## Work to complete
The lines below that include "error" are to be found and copied.

Top of Given records

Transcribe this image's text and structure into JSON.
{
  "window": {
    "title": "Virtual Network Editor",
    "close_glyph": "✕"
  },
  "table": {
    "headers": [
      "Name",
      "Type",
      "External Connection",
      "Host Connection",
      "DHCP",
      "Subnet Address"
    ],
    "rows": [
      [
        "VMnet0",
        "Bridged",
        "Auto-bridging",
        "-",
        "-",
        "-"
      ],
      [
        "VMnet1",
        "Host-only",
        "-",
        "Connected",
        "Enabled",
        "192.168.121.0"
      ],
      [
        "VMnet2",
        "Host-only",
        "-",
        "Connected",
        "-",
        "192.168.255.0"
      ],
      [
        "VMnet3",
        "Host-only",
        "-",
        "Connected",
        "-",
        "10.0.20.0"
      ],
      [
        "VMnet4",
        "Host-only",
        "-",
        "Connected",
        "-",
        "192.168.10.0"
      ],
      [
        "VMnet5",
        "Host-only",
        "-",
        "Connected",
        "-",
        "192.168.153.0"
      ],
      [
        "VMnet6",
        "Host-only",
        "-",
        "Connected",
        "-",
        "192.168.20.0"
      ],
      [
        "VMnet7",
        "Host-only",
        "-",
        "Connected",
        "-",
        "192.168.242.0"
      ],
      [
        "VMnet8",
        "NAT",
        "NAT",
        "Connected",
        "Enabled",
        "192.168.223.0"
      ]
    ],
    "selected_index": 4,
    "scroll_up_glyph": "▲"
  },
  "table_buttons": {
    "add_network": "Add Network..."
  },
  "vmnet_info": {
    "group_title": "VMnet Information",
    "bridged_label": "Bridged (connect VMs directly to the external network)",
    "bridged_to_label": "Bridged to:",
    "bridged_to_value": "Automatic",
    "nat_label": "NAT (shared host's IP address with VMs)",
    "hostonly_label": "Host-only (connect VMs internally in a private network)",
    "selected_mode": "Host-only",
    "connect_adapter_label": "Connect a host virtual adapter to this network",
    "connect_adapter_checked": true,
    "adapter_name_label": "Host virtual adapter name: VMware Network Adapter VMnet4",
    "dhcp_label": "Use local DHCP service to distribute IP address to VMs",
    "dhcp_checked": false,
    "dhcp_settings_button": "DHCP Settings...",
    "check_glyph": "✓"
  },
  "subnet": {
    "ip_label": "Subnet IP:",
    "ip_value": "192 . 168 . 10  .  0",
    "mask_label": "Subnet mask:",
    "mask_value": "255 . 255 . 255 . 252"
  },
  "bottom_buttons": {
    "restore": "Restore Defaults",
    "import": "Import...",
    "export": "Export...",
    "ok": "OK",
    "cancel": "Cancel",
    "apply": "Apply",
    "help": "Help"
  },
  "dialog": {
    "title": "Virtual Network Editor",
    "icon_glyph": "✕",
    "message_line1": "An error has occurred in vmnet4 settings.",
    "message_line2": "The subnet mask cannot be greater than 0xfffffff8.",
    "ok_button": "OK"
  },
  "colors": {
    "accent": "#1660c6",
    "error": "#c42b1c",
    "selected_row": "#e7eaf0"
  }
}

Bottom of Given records

## Finished exercise
    "message_line1": "An error has occurred in vmnet4 settings.",
    "error": "#c42b1c",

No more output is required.